Pull each line with the string "icon" from the entries.

___ GIVEN ENTRIES ___

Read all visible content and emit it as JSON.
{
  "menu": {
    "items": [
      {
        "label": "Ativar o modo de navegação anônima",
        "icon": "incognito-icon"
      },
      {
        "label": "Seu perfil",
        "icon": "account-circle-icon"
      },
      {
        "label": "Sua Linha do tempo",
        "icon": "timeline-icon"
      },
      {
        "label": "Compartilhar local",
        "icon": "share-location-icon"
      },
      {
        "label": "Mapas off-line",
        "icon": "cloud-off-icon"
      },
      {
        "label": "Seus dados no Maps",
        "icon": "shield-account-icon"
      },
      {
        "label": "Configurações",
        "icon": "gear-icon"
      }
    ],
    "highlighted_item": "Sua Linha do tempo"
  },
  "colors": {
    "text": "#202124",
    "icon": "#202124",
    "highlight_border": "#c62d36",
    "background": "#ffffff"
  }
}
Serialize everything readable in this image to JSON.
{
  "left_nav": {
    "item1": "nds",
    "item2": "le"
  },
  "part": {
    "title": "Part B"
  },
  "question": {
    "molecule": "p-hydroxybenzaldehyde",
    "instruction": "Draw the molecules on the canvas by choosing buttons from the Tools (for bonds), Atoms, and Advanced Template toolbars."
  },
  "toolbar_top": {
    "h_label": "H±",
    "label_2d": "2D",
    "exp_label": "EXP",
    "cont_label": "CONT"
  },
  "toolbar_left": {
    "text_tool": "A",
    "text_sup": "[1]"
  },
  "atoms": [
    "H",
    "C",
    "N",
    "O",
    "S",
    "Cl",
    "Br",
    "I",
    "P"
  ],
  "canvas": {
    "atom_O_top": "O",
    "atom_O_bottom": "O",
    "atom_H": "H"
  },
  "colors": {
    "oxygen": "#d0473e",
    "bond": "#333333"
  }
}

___

**EXERCISE RESPONSE**
        "icon": "incognito-icon"
        "icon": "account-circle-icon"
        "icon": "timeline-icon"
        "icon": "share-location-icon"
        "icon": "cloud-off-icon"
        "icon": "shield-account-icon"
        "icon": "gear-icon"
    "icon": "#202124",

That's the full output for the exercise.